Do we need another stimulus package or do we need tax cuts? If so, who should be the focus? Short term tax stimulus is probably in order. However, if we spend all of this money, we will grow the deficit. Growing the deficit is not a bad thing during recessions, however, we already are running a huge deficit and it’s getting bigger because of two wars and the Bush tax cuts. If we continually push 10 year bonds out to the market, there will be a point where the big money (mostly soveign wealth funds) will begin to balk. Rates could go up which means that we could spend a huge amount of money just servicing the debt. Any stimulus should be short-lived and should focus on the middle and working class. Tax increases, even on the wealthy and on corporations, should be avoided for several years. The adminstration will have to scale back on its offerings of new benefits and programs. I don’t think we’ll see work on the health care system right now because other things will take priority.
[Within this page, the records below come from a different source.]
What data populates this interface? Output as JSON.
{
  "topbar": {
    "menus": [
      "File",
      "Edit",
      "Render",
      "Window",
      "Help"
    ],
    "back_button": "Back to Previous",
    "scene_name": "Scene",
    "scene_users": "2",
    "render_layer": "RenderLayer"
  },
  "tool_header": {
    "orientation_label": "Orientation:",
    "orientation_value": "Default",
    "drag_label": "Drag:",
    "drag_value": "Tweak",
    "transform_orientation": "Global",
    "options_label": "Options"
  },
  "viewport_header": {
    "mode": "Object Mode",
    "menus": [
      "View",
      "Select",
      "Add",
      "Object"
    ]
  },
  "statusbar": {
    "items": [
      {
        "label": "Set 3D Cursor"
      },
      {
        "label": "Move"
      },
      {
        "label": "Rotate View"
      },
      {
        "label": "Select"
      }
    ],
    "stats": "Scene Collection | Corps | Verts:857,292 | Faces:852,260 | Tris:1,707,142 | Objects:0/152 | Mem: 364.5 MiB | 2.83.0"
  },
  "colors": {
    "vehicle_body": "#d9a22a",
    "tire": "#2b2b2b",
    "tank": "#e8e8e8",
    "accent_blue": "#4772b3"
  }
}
There are two areas where new spending should be encouraged. These are energy independence and infrastructure rebuilding. This does not mean building new bridges to nowhere, but fixing our aging infrastructure. This expenditures will create future economic growth and can provide jobs during the recession. Grants to states for specific purposes can be used so that states with the biggest problems can get the highest priority. There are challenges to this, however. The biggest problem with major programs like this is getting them to move out of congress and committees. This can take so much time that the projects may never have an impact. Since the Democrats have strong majorities in both houses, they should be able to usher through these types of programs. These need to be expedited. The one big thing I worry about here is that they will not focus on what is best, but will focus on enriching groups that supported election winners. Projects providing jobs that focus on building our future potential would be a lot better use of funds than just giving folks extended unemployment benefits. Hillary Clinton’s green jobs program and McCain’s cap and trade system to reduce green house gases are both good programs. Jobs could include retrofitting existing houses to be more energy efficient. The focus needs to be on the underlying capital that leads to future growth so that even if some of them are slow to develop, there will be economic development.
The focus during the rest of this year and into the next will undoubtedly be dealing with the ongoing slow-down in the economy. We will soon see if we will get real change or just a bigger deficit with spending that accomplishes little. I’m worried about the quality of the spending, because as I said, most of our debt is financed by the international community. There are many other places to park their wealth. If they pull it, U.S. citizens will not be able to come up with the difference without getting use to much higher taxes.